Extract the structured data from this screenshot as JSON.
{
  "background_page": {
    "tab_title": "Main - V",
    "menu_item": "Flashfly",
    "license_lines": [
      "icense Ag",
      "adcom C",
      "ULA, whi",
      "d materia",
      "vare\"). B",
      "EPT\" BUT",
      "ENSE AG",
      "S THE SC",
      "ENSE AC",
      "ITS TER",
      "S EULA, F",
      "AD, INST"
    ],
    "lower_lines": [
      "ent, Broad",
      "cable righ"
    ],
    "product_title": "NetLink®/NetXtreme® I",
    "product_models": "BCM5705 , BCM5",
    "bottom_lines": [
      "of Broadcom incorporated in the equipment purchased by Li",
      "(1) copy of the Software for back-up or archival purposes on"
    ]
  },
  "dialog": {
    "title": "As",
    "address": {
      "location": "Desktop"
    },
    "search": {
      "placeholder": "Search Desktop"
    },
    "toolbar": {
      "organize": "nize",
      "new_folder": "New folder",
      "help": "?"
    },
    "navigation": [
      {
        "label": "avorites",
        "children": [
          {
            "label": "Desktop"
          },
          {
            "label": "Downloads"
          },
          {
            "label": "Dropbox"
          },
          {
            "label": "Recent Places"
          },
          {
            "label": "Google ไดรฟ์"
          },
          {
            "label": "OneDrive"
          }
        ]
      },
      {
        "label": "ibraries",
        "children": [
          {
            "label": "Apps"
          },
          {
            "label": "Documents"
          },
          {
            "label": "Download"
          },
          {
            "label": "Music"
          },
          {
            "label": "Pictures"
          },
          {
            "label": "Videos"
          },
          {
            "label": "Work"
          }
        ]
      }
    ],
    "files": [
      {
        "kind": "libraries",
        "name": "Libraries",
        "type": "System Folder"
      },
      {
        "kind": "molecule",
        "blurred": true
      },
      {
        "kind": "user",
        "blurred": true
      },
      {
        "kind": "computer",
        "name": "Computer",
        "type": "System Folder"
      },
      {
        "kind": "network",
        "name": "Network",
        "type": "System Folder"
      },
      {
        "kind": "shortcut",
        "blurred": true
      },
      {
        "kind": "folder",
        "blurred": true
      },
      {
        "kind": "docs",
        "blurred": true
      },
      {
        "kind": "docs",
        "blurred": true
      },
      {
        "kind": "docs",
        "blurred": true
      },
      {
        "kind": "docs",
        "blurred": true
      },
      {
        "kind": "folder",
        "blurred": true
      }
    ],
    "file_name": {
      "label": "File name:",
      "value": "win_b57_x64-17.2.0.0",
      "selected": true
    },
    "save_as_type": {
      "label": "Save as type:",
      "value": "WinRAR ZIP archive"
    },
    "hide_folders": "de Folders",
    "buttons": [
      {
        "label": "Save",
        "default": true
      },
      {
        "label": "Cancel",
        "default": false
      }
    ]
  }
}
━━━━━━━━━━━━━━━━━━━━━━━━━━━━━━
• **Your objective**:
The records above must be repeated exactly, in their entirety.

• **Response to this task**:
Extract the structured data from this screenshot as JSON.
{
  "background_page": {
    "tab_title": "Main - V",
    "menu_item": "Flashfly",
    "license_lines": [
      "icense Ag",
      "adcom C",
      "ULA, whi",
      "d materia",
      "vare\"). B",
      "EPT\" BUT",
      "ENSE AG",
      "S THE SC",
      "ENSE AC",
      "ITS TER",
      "S EULA, F",
      "AD, INST"
    ],
    "lower_lines": [
      "ent, Broad",
      "cable righ"
    ],
    "product_title": "NetLink®/NetXtreme® I",
    "product_models": "BCM5705 , BCM5",
    "bottom_lines": [
      "of Broadcom incorporated in the equipment purchased by Li",
      "(1) copy of the Software for back-up or archival purposes on"
    ]
  },
  "dialog": {
    "title": "As",
    "address": {
      "location": "Desktop"
    },
    "search": {
      "placeholder": "Search Desktop"
    },
    "toolbar": {
      "organize": "nize",
      "new_folder": "New folder",
      "help": "?"
    },
    "navigation": [
      {
        "label": "avorites",
        "children": [
          {
            "label": "Desktop"
          },
          {
            "label": "Downloads"
          },
          {
            "label": "Dropbox"
          },
          {
            "label": "Recent Places"
          },
          {
            "label": "Google ไดรฟ์"
          },
          {
            "label": "OneDrive"
          }
        ]
      },
      {
        "label": "ibraries",
        "children": [
          {
            "label": "Apps"
          },
          {
            "label": "Documents"
          },
          {
            "label": "Download"
          },
          {
            "label": "Music"
          },
          {
            "label": "Pictures"
          },
          {
            "label": "Videos"
          },
          {
            "label": "Work"
          }
        ]
      }
    ],
    "files": [
      {
        "kind": "libraries",
        "name": "Libraries",
        "type": "System Folder"
      },
      {
        "kind": "molecule",
        "blurred": true
      },
      {
        "kind": "user",
        "blurred": true
      },
      {
        "kind": "computer",
        "name": "Computer",
        "type": "System Folder"
      },
      {
        "kind": "network",
        "name": "Network",
        "type": "System Folder"
      },
      {
        "kind": "shortcut",
        "blurred": true
      },
      {
        "kind": "folder",
        "blurred": true
      },
      {
        "kind": "docs",
        "blurred": true
      },
      {
        "kind": "docs",
        "blurred": true
      },
      {
        "kind": "docs",
        "blurred": true
      },
      {
        "kind": "docs",
        "blurred": true
      },
      {
        "kind": "folder",
        "blurred": true
      }
    ],
    "file_name": {
      "label": "File name:",
      "value": "win_b57_x64-17.2.0.0",
      "selected": true
    },
    "save_as_type": {
      "label": "Save as type:",
      "value": "WinRAR ZIP archive"
    },
    "hide_folders": "de Folders",
    "buttons": [
      {
        "label": "Save",
        "default": true
      },
      {
        "label": "Cancel",
        "default": false
      }
    ]
  }
}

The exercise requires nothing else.